As many times as I have been to London before, another thing I had not previously managed to do was to visit the Banqueting House, which is the only remaining vestige of the once vast Whitehall Palace. Even with its really kind of dazzling Reubens ceiling, the Banqueting House is quite plain, even stark. However, because of the site’s remarkably eventful history, it is a fascinating place to visit. For anyone interested in English history it is a truly great place to visit. Perhaps because of the beautiful weather the day we visited, it was virtually deserted while we were there.



On a free day during our London week, we took a London Overground train to Chigwell and walked from the train station to Epping Forest, a vast former royal forest. Because the forest land has been never  been farmed or developed, the deep woods are ancient and extraordinary. We pretty quickly became seriously lost, which brought to mind old legends and fairy tales about people who wandered into the forest and were never seen again. We actually saw only a small portion of the more than twelve-mile long forest but we managed to pretty thoroughly exhaust ourselves. After a couple of hours of wandering, we found a small tea hut, where we refreshed and reoriented ourselves before making our way to the train and back to London.




The forest enclosure also includes ancient meadows, where local residents retain the right to graze their animals



The vast forest stretches for over 12 miles; we explored only a small part of it


Most of my prior visits to London have been in the early spring or late fall. Typically, I am visiting London in March or November. It was really enjoyable to see London in the sunshine and to enjoy the late evenings when the daylight lingered on almost to 10 pm. London is always a great place to visit, but I have to say it is a really special place to visit in July. It was a shame to have to leave.


Evening at the village green in Richmond-Upon-Thames


More Pictures of London


Kew Palace, Kew Gardens



In the Japanese Gardens in Kew, with the famous Pagoda in the background and sculptures by the American glass sculptor Dale Chihuly in the foreground

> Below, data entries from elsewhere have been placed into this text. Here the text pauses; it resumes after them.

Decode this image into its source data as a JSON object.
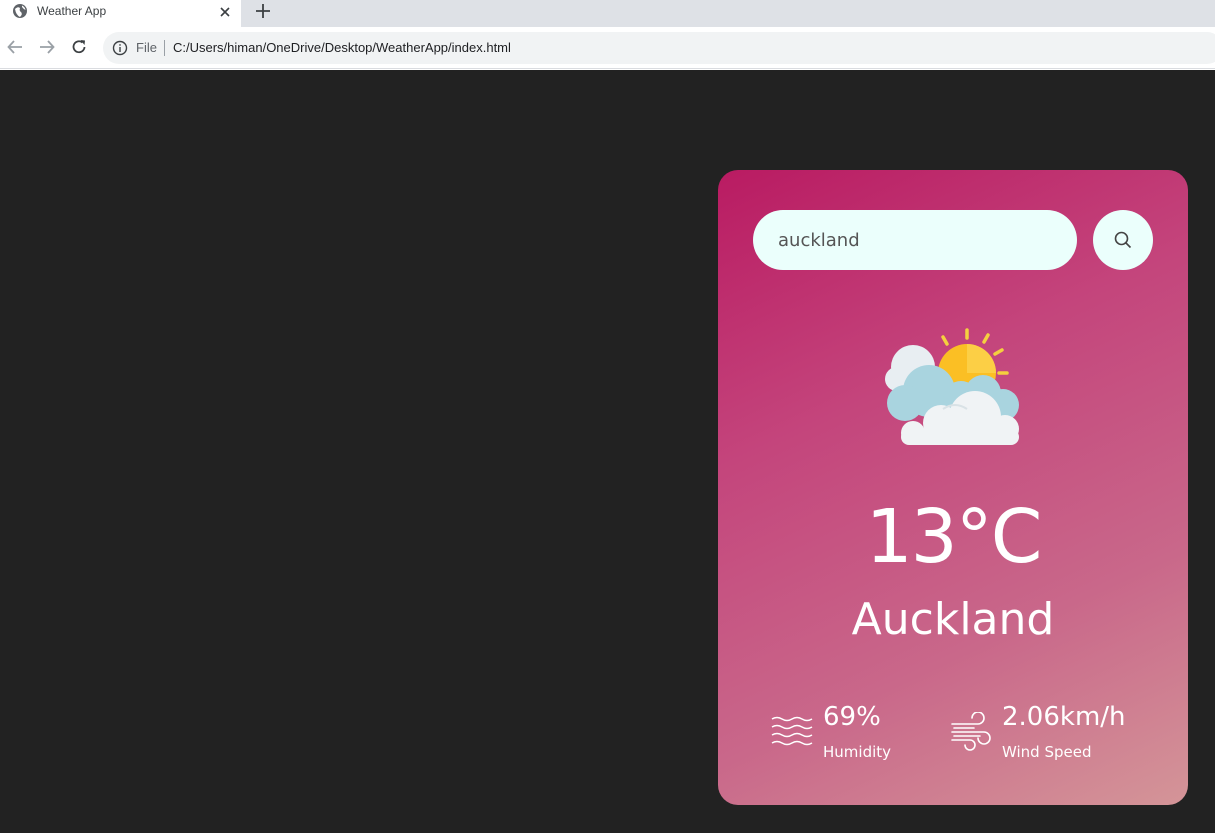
{
  "browser": {
    "tab_title": "Weather App",
    "omnibox_scheme": "File",
    "url": "C:/Users/himan/OneDrive/Desktop/WeatherApp/index.html"
  },
  "search": {
    "value": "auckland"
  },
  "weather": {
    "icon": "partly-cloudy-sun-icon",
    "temperature": "13°C",
    "city": "Auckland",
    "humidity": "69%",
    "humidity_label": "Humidity",
    "wind_speed": "2.06km/h",
    "wind_label": "Wind Speed"
  },
  "colors": {
    "page_background": "#222222",
    "card_gradient_start": "#b91b62",
    "card_gradient_end": "#d49598",
    "input_background": "#ebfffc"
  }
}
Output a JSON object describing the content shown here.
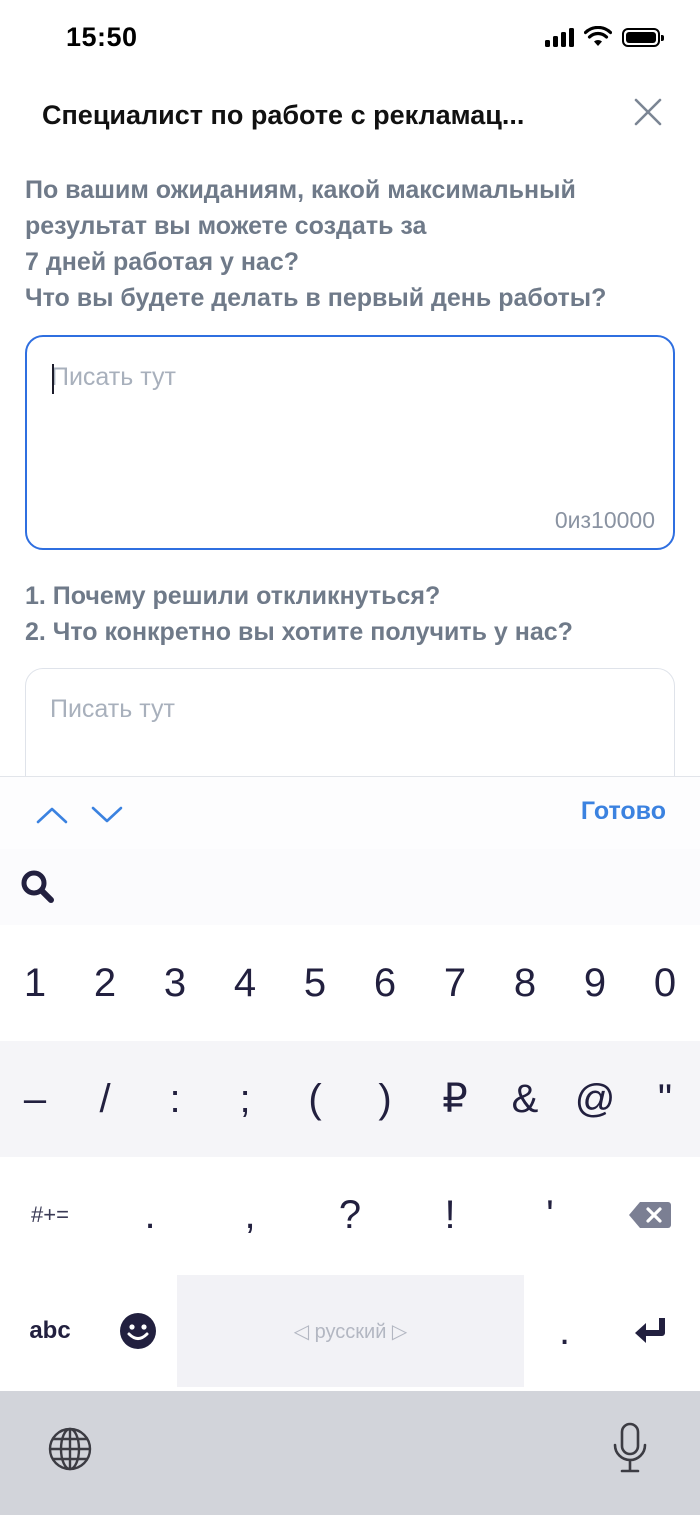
{
  "status_bar": {
    "time": "15:50"
  },
  "header": {
    "title": "Специалист по работе с рекламац..."
  },
  "question_1": {
    "lines": [
      "По вашим ожиданиям, какой максимальный",
      "результат вы можете создать за",
      "7 дней работая у нас?",
      "Что вы будете делать в первый день работы?"
    ]
  },
  "answer_1": {
    "placeholder": "Писать тут",
    "counter": "0из10000"
  },
  "question_2": {
    "lines": [
      "1. Почему решили откликнуться?",
      "2. Что конкретно вы хотите получить у нас?"
    ]
  },
  "answer_2": {
    "placeholder": "Писать тут"
  },
  "keyboard": {
    "done_label": "Готово",
    "digits": [
      "1",
      "2",
      "3",
      "4",
      "5",
      "6",
      "7",
      "8",
      "9",
      "0"
    ],
    "symbols": [
      "–",
      "/",
      ":",
      ";",
      "(",
      ")",
      "₽",
      "&",
      "@",
      "\""
    ],
    "punct": [
      "#+=",
      ".",
      ",",
      "?",
      "!",
      "'"
    ],
    "abc_label": "abc",
    "space_label": "◁ русский ▷",
    "dot_label": "."
  }
}
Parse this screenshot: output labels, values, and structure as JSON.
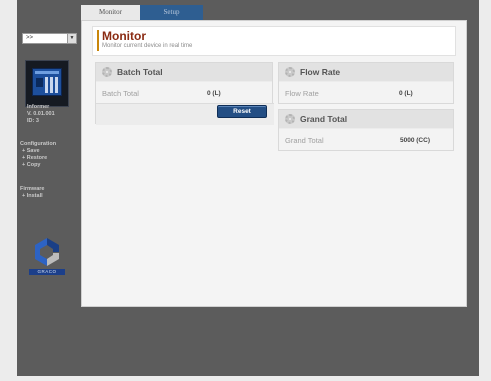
{
  "tabs": [
    {
      "label": "Monitor"
    },
    {
      "label": "Setup"
    }
  ],
  "sidebar": {
    "device_selector": ">>",
    "info_lines": [
      "Informer",
      "V. 0.01.001",
      "ID: 3"
    ],
    "configuration": {
      "title": "Configuration",
      "links": [
        "+ Save",
        "+ Restore",
        "+ Copy"
      ]
    },
    "firmware": {
      "title": "Firmware",
      "links": [
        "+ Install"
      ]
    },
    "logo_text": "GRACO"
  },
  "header": {
    "title": "Monitor",
    "subtitle": "Monitor current device in real time"
  },
  "batch_total": {
    "title": "Batch Total",
    "field_label": "Batch Total",
    "value": "0 (L)",
    "reset_label": "Reset"
  },
  "flow_rate": {
    "title": "Flow Rate",
    "field_label": "Flow Rate",
    "value": "0 (L)"
  },
  "grand_total": {
    "title": "Grand Total",
    "field_label": "Grand Total",
    "value": "5000 (CC)"
  },
  "colors": {
    "title": "#8a2a12",
    "accent": "#c9860a",
    "button": "#234e84",
    "tab_inactive": "#2e5e91"
  }
}
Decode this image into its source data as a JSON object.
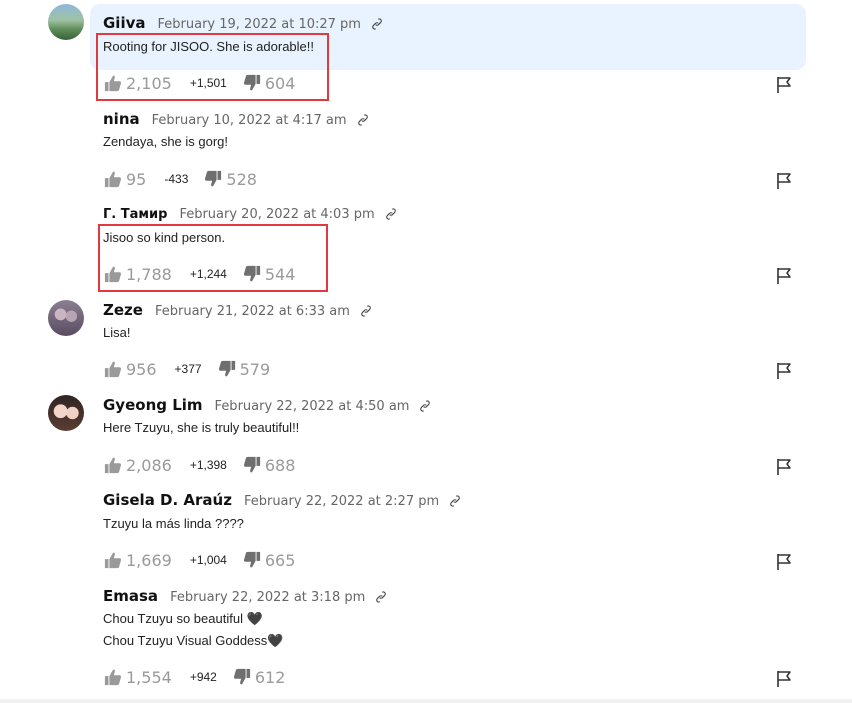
{
  "comments": [
    {
      "author": "Giiva",
      "date": "February 19, 2022 at 10:27 pm",
      "text": "Rooting for JISOO. She is adorable!!",
      "up": "2,105",
      "net": "+1,501",
      "down": "604"
    },
    {
      "author": "nina",
      "date": "February 10, 2022 at 4:17 am",
      "text": "Zendaya, she is gorg!",
      "up": "95",
      "net": "-433",
      "down": "528"
    },
    {
      "author": "Г. Тамир",
      "date": "February 20, 2022 at 4:03 pm",
      "text": "Jisoo so kind person.",
      "up": "1,788",
      "net": "+1,244",
      "down": "544"
    },
    {
      "author": "Zeze",
      "date": "February 21, 2022 at 6:33 am",
      "text": "Lisa!",
      "up": "956",
      "net": "+377",
      "down": "579"
    },
    {
      "author": "Gyeong Lim",
      "date": "February 22, 2022 at 4:50 am",
      "text": "Here Tzuyu, she is truly beautiful!!",
      "up": "2,086",
      "net": "+1,398",
      "down": "688"
    },
    {
      "author": "Gisela D. Araúz",
      "date": "February 22, 2022 at 2:27 pm",
      "text": "Tzuyu la más linda ????",
      "up": "1,669",
      "net": "+1,004",
      "down": "665"
    },
    {
      "author": "Emasa",
      "date": "February 22, 2022 at 3:18 pm",
      "text_lines": [
        "Chou Tzuyu so beautiful 🖤",
        "Chou Tzuyu Visual Goddess🖤"
      ],
      "up": "1,554",
      "net": "+942",
      "down": "612"
    }
  ],
  "icons": {
    "like": "thumbs-up-icon",
    "dislike": "thumbs-down-icon",
    "permalink": "link-icon",
    "report": "flag-icon"
  },
  "colors": {
    "highlight_bg": "#e8f3ff",
    "annotation_box": "#e0393e",
    "vote_count": "#9a9a9a"
  }
}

In the rose garden at Kew



The Saatchi Gallery, near Sloan Square


Inside the strangely austere Saatchi Gallery


Queen Elizabeth’s Hunting Lodge in Epping Forest